The Flood and Water Management Act 2010 has been a very important step forward in ensuring that we have a clear assignation of responsibilities, but I believe that such events illustrate that we still have more to do, and this is where I concede that my hon. Friend has raised an important point. We still have more to do as we must make it absolutely clear what will happen in such cases not just in Spelthorne but up and down the country. In this case, the Environment Agency is with us at the moment and I have had detailed discussions about Spelthorne with the agency partly as a result of the debate secured by my hon. Friend, so his constituents have reason to be grateful for his work on this.
It appears that we now have a clear protocol in place that sets a defined water level at which the sluice will be brought into operation. That has now been agreed with Thames Water. However, we will look very closely again at that protocol and will take this example as we go up and down the country to ensure that we are not stuck falling between two stools, which is a situation that we are often too close to.
In conclusion, let me express deep sympathy for those affected by flooding and recognise that recovery is a very long process for the people who were evacuated from their homes, who saw prized possessions destroyed and who went through fear and perturbation. In many cases, I have seen houses in Surrey to which people did not return for almost two years after the flooding occurred. They have lived elsewhere and have been through a truly terrible time.

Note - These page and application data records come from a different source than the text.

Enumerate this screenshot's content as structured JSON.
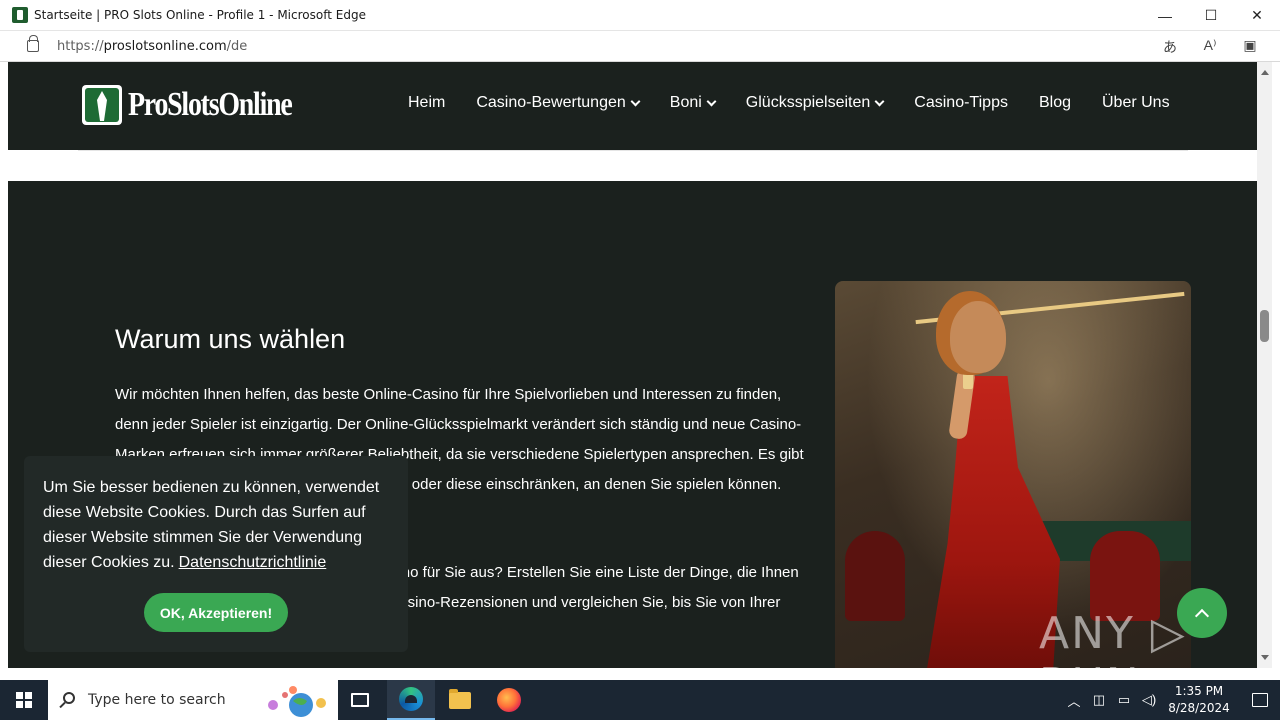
{
  "window": {
    "title": "Startseite | PRO Slots Online - Profile 1 - Microsoft Edge",
    "controls": {
      "minimize": "—",
      "maximize": "☐",
      "close": "✕"
    }
  },
  "address": {
    "url_prefix": "https://",
    "url_host": "proslotsonline.com",
    "url_path": "/de",
    "icons": [
      "translate-icon",
      "read-aloud-icon",
      "split-screen-icon"
    ]
  },
  "site": {
    "logo_text": "ProSlotsOnline",
    "nav": [
      {
        "label": "Heim",
        "dropdown": false
      },
      {
        "label": "Casino-Bewertungen",
        "dropdown": true
      },
      {
        "label": "Boni",
        "dropdown": true
      },
      {
        "label": "Glücksspielseiten",
        "dropdown": true
      },
      {
        "label": "Casino-Tipps",
        "dropdown": false
      },
      {
        "label": "Blog",
        "dropdown": false
      },
      {
        "label": "Über Uns",
        "dropdown": false
      }
    ]
  },
  "section": {
    "heading": "Warum uns wählen",
    "para1": "Wir möchten Ihnen helfen, das beste Online-Casino für Ihre Spielvorlieben und Interessen zu finden, denn jeder Spieler ist einzigartig. Der Online-Glücksspielmarkt verändert sich ständig und neue Casino-Marken erfreuen sich immer größerer Beliebtheit, da sie verschiedene Spielertypen ansprechen. Es gibt Vorschriften, die sich auf die Orte auswirken oder diese einschränken, an denen Sie spielen können.",
    "para2": "Wie wählen Sie also das beste Online-Casino für Sie aus? Erstellen Sie eine Liste der Dinge, die Ihnen wichtig sind, lesen Sie die besten Online-Casino-Rezensionen und vergleichen Sie, bis Sie von Ihrer Entscheidung überzeugt sind."
  },
  "cookie": {
    "text": "Um Sie besser bedienen zu können, verwendet diese Website Cookies. Durch das Surfen auf dieser Website stimmen Sie der Verwendung dieser Cookies zu.",
    "link": "Datenschutzrichtlinie",
    "button": "OK, Akzeptieren!"
  },
  "watermark": "ANY ▷ RUN",
  "colors": {
    "page_bg": "#1b211e",
    "accent_green": "#3aa853",
    "cookie_bg": "#222927",
    "taskbar": "#1b2633"
  },
  "taskbar": {
    "search_placeholder": "Type here to search",
    "time": "1:35 PM",
    "date": "8/28/2024",
    "tray_icons": [
      "chevron-up-icon",
      "meet-now-icon",
      "network-icon",
      "volume-icon"
    ]
  }
}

With climate change, it is unfortunately very likely that we will see more of this in the future. The Government are investing unprecedented sums of money and we are putting £2.3 billion in capital investment into flood defences over the next six years. We will improve flood protection by 5% and 1,500 homes and businesses in the Thames area will be protected. I must thank the Environment Agency, Surrey County Council, the district council, our professional partners and Thames Water, which has looked closely at the subject.
We should not hide behind legal definitions. The challenge of accountability is absolutely central and we do not want to get into a world in which I perpetually appear here in Parliament saying that causes are very difficult and geomorphology is very difficult. It is easy for us to say, in some peculiar fashion, that these things are not really our responsibility and that even if they are, closing the sluice gate would not have made a difference, and even if we had wanted to close it perhaps we might not have been able to anyway. Generally, excuse is piled on excuse and we have to get much better at saying, “This is the person who is responsible,” and holding them accountable. I pay tribute to my hon. Friend the Member for Spelthorne for raising an issue that will, I hope, benefit not only his constituents but millions of people in the United Kingdom at a time of climate change.
Question put and agreed to.